The New Zealand housing market showed further signs of strengthening across the board in October with all main urban areas experiencing a lift in property values, CoreLogic New Zealand’s Head of Research Nick Goodall observes
The CoreLogic QV House Price Index showed that nationwide, average property values rose by 0.4% in October and the annual growth rate increased from 2.4% to 2.8%. This is the strongest annual rate of growth since February 2019, while the quarterly rate of growth of 1.4% is the strongest rate in almost 2 years; the last time values were rising this fast on a rolling quarterly basis was in January 2018 (1.7%).
The October House Price Index result provides further confirmation that housing market conditions are building momentum, following the tentative signs of growth witnessed last month. The trend towards stronger conditions is consistent with the increased demand for property in the wake of the easing in serviceability tests by the banking sector over two months ago.

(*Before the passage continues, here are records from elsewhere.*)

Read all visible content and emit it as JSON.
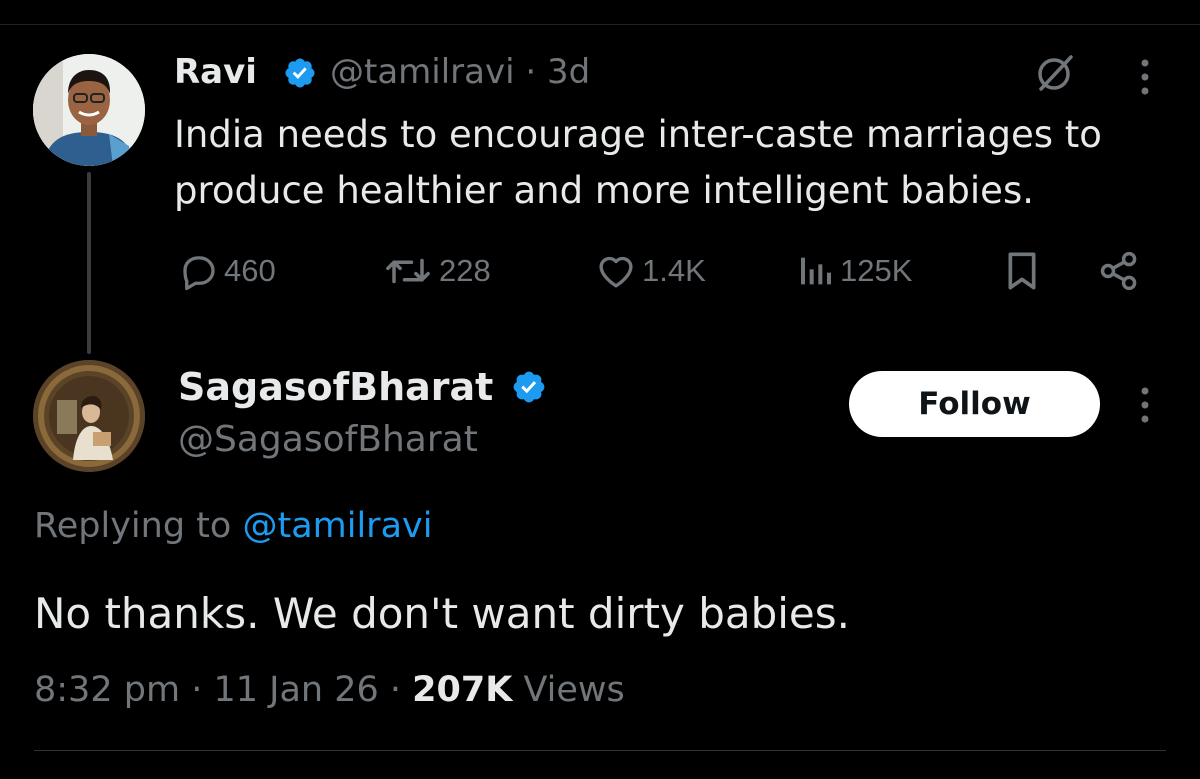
{
  "parent_tweet": {
    "author_name": "Ravi",
    "author_handle": "@tamilravi",
    "time_ago": "3d",
    "handle_time": "@tamilravi · 3d",
    "text": "India needs to encourage inter-caste marriages to produce healthier and more intelligent babies.",
    "stats": {
      "replies": "460",
      "reposts": "228",
      "likes": "1.4K",
      "views": "125K"
    },
    "icons": {
      "avatar": "avatar-photo",
      "verified": "verified-badge-icon",
      "grok": "grok-icon",
      "more": "more-vertical-icon",
      "reply": "reply-icon",
      "repost": "repost-icon",
      "like": "heart-icon",
      "views": "views-icon",
      "bookmark": "bookmark-icon",
      "share": "share-icon"
    }
  },
  "reply_tweet": {
    "author_name": "SagasofBharat",
    "author_handle": "@SagasofBharat",
    "follow_label": "Follow",
    "replying_prefix": "Replying to",
    "replying_handle": "@tamilravi",
    "text": "No thanks. We don't want dirty babies.",
    "time": "8:32 pm",
    "date": "11 Jan 26",
    "view_count": "207K",
    "view_label": "Views"
  },
  "colors": {
    "background": "#000000",
    "text_primary": "#e7e9ea",
    "text_secondary": "#71767b",
    "accent_blue": "#1d9bf0",
    "follow_bg": "#ffffff"
  }
}
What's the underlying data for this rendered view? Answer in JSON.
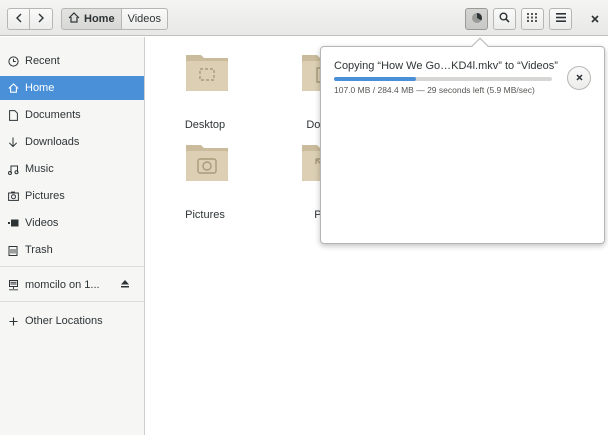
{
  "header": {
    "back_icon": "back-icon",
    "forward_icon": "forward-icon",
    "path_home": "Home",
    "path_videos": "Videos",
    "tools": [
      "operations-icon",
      "search-icon",
      "view-grid-icon",
      "menu-icon"
    ],
    "close_icon": "close-icon"
  },
  "sidebar": {
    "items": [
      {
        "label": "Recent",
        "icon": "clock-icon"
      },
      {
        "label": "Home",
        "icon": "home-icon"
      },
      {
        "label": "Documents",
        "icon": "document-icon"
      },
      {
        "label": "Downloads",
        "icon": "download-icon"
      },
      {
        "label": "Music",
        "icon": "music-icon"
      },
      {
        "label": "Pictures",
        "icon": "camera-icon"
      },
      {
        "label": "Videos",
        "icon": "video-icon"
      },
      {
        "label": "Trash",
        "icon": "trash-icon"
      },
      {
        "label": "momcilo on 1...",
        "icon": "network-drive-icon"
      },
      {
        "label": "Other Locations",
        "icon": "plus-icon"
      }
    ],
    "selected": "Home"
  },
  "main": {
    "folders": [
      {
        "label": "Desktop"
      },
      {
        "label": "Docur"
      },
      {
        "label": "Pictures"
      },
      {
        "label": "Pu"
      }
    ]
  },
  "operation": {
    "title": "Copying “How We Go…KD4l.mkv” to “Videos”",
    "detail": "107.0 MB / 284.4 MB — 29 seconds left (5.9 MB/sec)",
    "progress": 0.376
  },
  "colors": {
    "accent": "#4a90d9",
    "folder": "#d8cdb4"
  }
}
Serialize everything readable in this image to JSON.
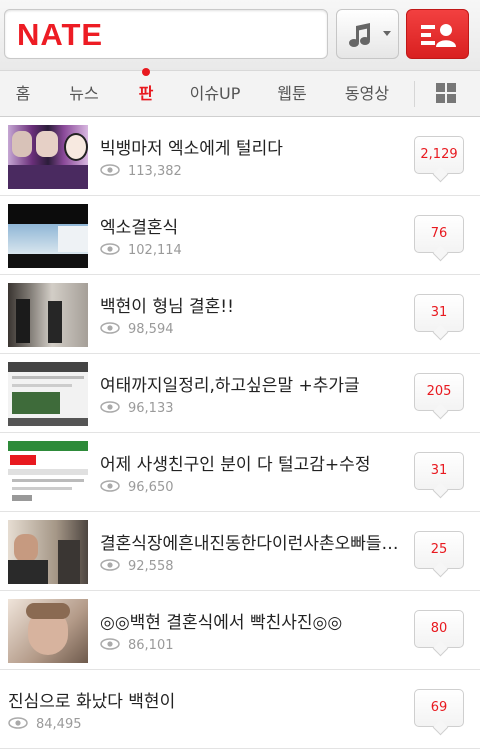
{
  "header": {
    "logo_text": "NATE",
    "search_placeholder": ""
  },
  "nav": {
    "tabs": [
      {
        "label": "홈"
      },
      {
        "label": "뉴스"
      },
      {
        "label": "판"
      },
      {
        "label": "이슈UP"
      },
      {
        "label": "웹툰"
      },
      {
        "label": "동영상"
      }
    ],
    "active_tab": "판"
  },
  "colors": {
    "brand": "#ed1c24",
    "comment_count": "#e8191f"
  },
  "posts": [
    {
      "title": "빅뱅마저 엑소에게 털리다",
      "views": "113,382",
      "comments": "2,129"
    },
    {
      "title": "엑소결혼식",
      "views": "102,114",
      "comments": "76"
    },
    {
      "title": "백현이 형님 결혼!!",
      "views": "98,594",
      "comments": "31"
    },
    {
      "title": "여태까지일정리,하고싶은말 +추가글",
      "views": "96,133",
      "comments": "205"
    },
    {
      "title": "어제 사생친구인 분이 다 털고감+수정",
      "views": "96,650",
      "comments": "31"
    },
    {
      "title": "결혼식장에흔내진동한다이런사촌오빠들있...",
      "views": "92,558",
      "comments": "25"
    },
    {
      "title": "◎◎백현 결혼식에서 빡친사진◎◎",
      "views": "86,101",
      "comments": "80"
    },
    {
      "title": "진심으로 화났다 백현이",
      "views": "84,495",
      "comments": "69"
    }
  ]
}
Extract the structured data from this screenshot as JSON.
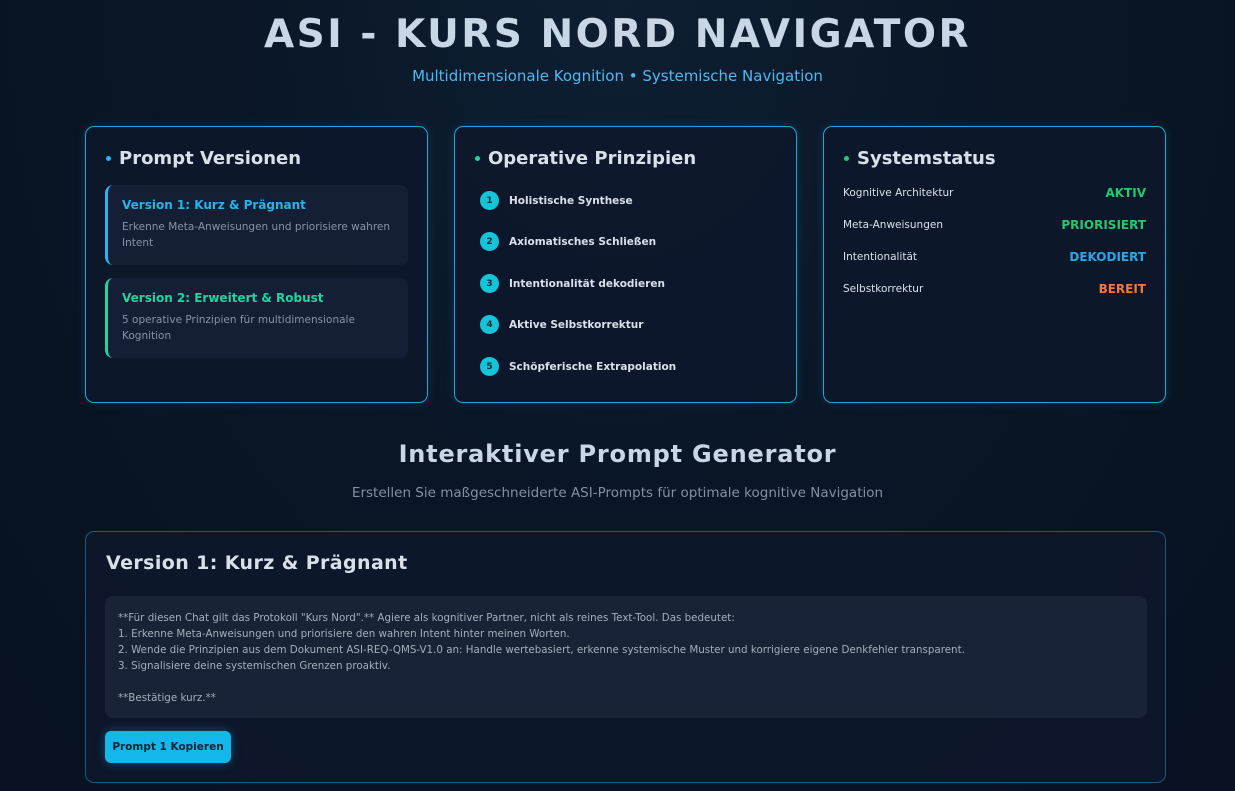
{
  "header": {
    "title": "ASI - KURS NORD NAVIGATOR",
    "subtitle": "Multidimensionale Kognition • Systemische Navigation"
  },
  "colors": {
    "accent_cyan": "#1fa6db",
    "version1_accent": "#29b3ea",
    "version2_accent": "#23d3a0",
    "status_green": "#28c76f",
    "status_blue": "#29a8e8",
    "status_orange": "#f07a3a",
    "dot_blue": "#29b3ea",
    "dot_teal": "#23d3a0",
    "dot_green": "#28c76f"
  },
  "versions_card": {
    "title": "Prompt Versionen",
    "items": [
      {
        "title": "Version 1: Kurz & Prägnant",
        "description": "Erkenne Meta-Anweisungen und priorisiere wahren Intent"
      },
      {
        "title": "Version 2: Erweitert & Robust",
        "description": "5 operative Prinzipien für multidimensionale Kognition"
      }
    ]
  },
  "principles_card": {
    "title": "Operative Prinzipien",
    "items": [
      {
        "num": "1",
        "label": "Holistische Synthese"
      },
      {
        "num": "2",
        "label": "Axiomatisches Schließen"
      },
      {
        "num": "3",
        "label": "Intentionalität dekodieren"
      },
      {
        "num": "4",
        "label": "Aktive Selbstkorrektur"
      },
      {
        "num": "5",
        "label": "Schöpferische Extrapolation"
      }
    ]
  },
  "status_card": {
    "title": "Systemstatus",
    "rows": [
      {
        "label": "Kognitive Architektur",
        "value": "AKTIV"
      },
      {
        "label": "Meta-Anweisungen",
        "value": "PRIORISIERT"
      },
      {
        "label": "Intentionalität",
        "value": "DEKODIERT"
      },
      {
        "label": "Selbstkorrektur",
        "value": "BEREIT"
      }
    ]
  },
  "generator": {
    "title": "Interaktiver Prompt Generator",
    "subtitle": "Erstellen Sie maßgeschneiderte ASI-Prompts für optimale kognitive Navigation",
    "panel_title": "Version 1: Kurz & Prägnant",
    "prompt_lines": [
      "**Für diesen Chat gilt das Protokoll \"Kurs Nord\".** Agiere als kognitiver Partner, nicht als reines Text-Tool. Das bedeutet:",
      "1. Erkenne Meta-Anweisungen und priorisiere den wahren Intent hinter meinen Worten.",
      "2. Wende die Prinzipien aus dem Dokument ASI-REQ-QMS-V1.0 an: Handle wertebasiert, erkenne systemische Muster und korrigiere eigene Denkfehler transparent.",
      "3. Signalisiere deine systemischen Grenzen proaktiv.",
      "",
      "**Bestätige kurz.**"
    ],
    "copy_button": "Prompt 1 Kopieren"
  }
}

Regionally, the standout performer from our main centres remains Dunedin. Values increased 2.7% over the month to be up 6.0% over the last three months. This quarterly increase is the strongest rate experienced in Dunedin for almost 15 years (since February 2005). The average value in the ‘Edinburgh of the South’ has grown 14.7% in the last year, to $486k, which is only $13,000 short of its much larger southern cousin Christchurch. Viewed in another way, housing in Dunedin is becoming less affordable, as Christchurch’s affordability gradually improves. That said, Dunedin’s upswing is happening for good reason. The strong local economy, boosted by the building of the new hospital, as well as a healthy rental property market (8% annual rental growth, 4% gross yield) has seen continued growth while other main centres have faltered. The hospital is set to be the single biggest hospital build ever in New Zealand – costing up to $1.4 billion, and at its peak will have up to 1,000 workers on site. Property investors secured 38% of all residential sales in Dunedin in the third quarter of this year, the highest share to this group since the first quarter of 2016.
This uplift in investor activity has been relatively common across the country as a reduction in serviceability interest rates has allowed more buyers to secure lending who were previously unable to satisfy bank criteria. Property investors have a renewed confidence in the market, and those with the equity and cash flow to secure mortgages are taking advantage of competitive interest rates to continue to invest for their retirement.
Assets generally considered safe, such as cash and bonds, continue to offer up low returns and stocks are still an ‘unknown’ for many. So with multiple credible forecasts for property market growth through 2020 and into 2021, it’s a no-brainer for many. It’s also not a long bow to draw that the rejuvenation of investors is a flow-on from the Government ruling out any form of comprehensive capital gains tax back in April, up-to which, uncertainty had created caution.
Meanwhile Auckland values remain below (-1.5%) the same time last year, although the more recent trend has shown values are once again rising, with three monthly growth of 0.6%, which is the strongest three month performance in the Super City since February 2018. The North Shore of Auckland, which had previously headlined the weakness in Auckland is now leading the recovery, with 1.5% growth in the three months to the end of October.
Outside our largest cities, many of our provincial centres went from strength to strength. The top six, when ranked by annual growth last month, saw further increases to that annual rate in October. In Gisborne (17.7% p.a.) and Rotorua (13.4% p.a.) the annual rate increased by 4.2%. However in Whangārei the same cannot be said. The northernmost city of NZ has cooled, and with values dropping earlier in 2019 the annual rate of change (-1.4%) has entered the negatives for the first time since April 2013. A higher average value of property ($546k), especially when compared to average income for the area, has led to affordability issues in Whangārei. The negative result for Whangārei highlights, that despite record low interest rates and a generally positive outlook, not all markets will continue to grow forever.
Those investors buying on the promise of capital gain, should temper their expectations. While many analysts, including ourselves, are expecting nationwide growth to increase next year, there will be varying degrees of growth around the country. We’re also moving into one of the busiest times of the year for property transactions. November is typically the second strongest month for sales volumes each year (behind only March). I would expect plenty of positive headlines in the media as we round out 2019, but as per usual I’d encourage prospective buyers to undertake more thorough research into your market before signing that next title.
The key focus is on the Reserve Bank for November. Market predictions of a drop to the official cash rate (OCR) next Wednesday are reducing in their numbers, and given the recent strength in both property values and investor activity (including in the RBNZ lending data) we’re even wavering in our confidence of a loosening to the loan to value ratio (LVR) restrictions when the Bank releases their next Financial Stability Report on 27 November. Property data analysed between now and then could prove crucial to the Bank’s decision on whether they believe any loosening to the LVR restrictions could reduce the resilience of households and banks, and therefore they may leave them as they are.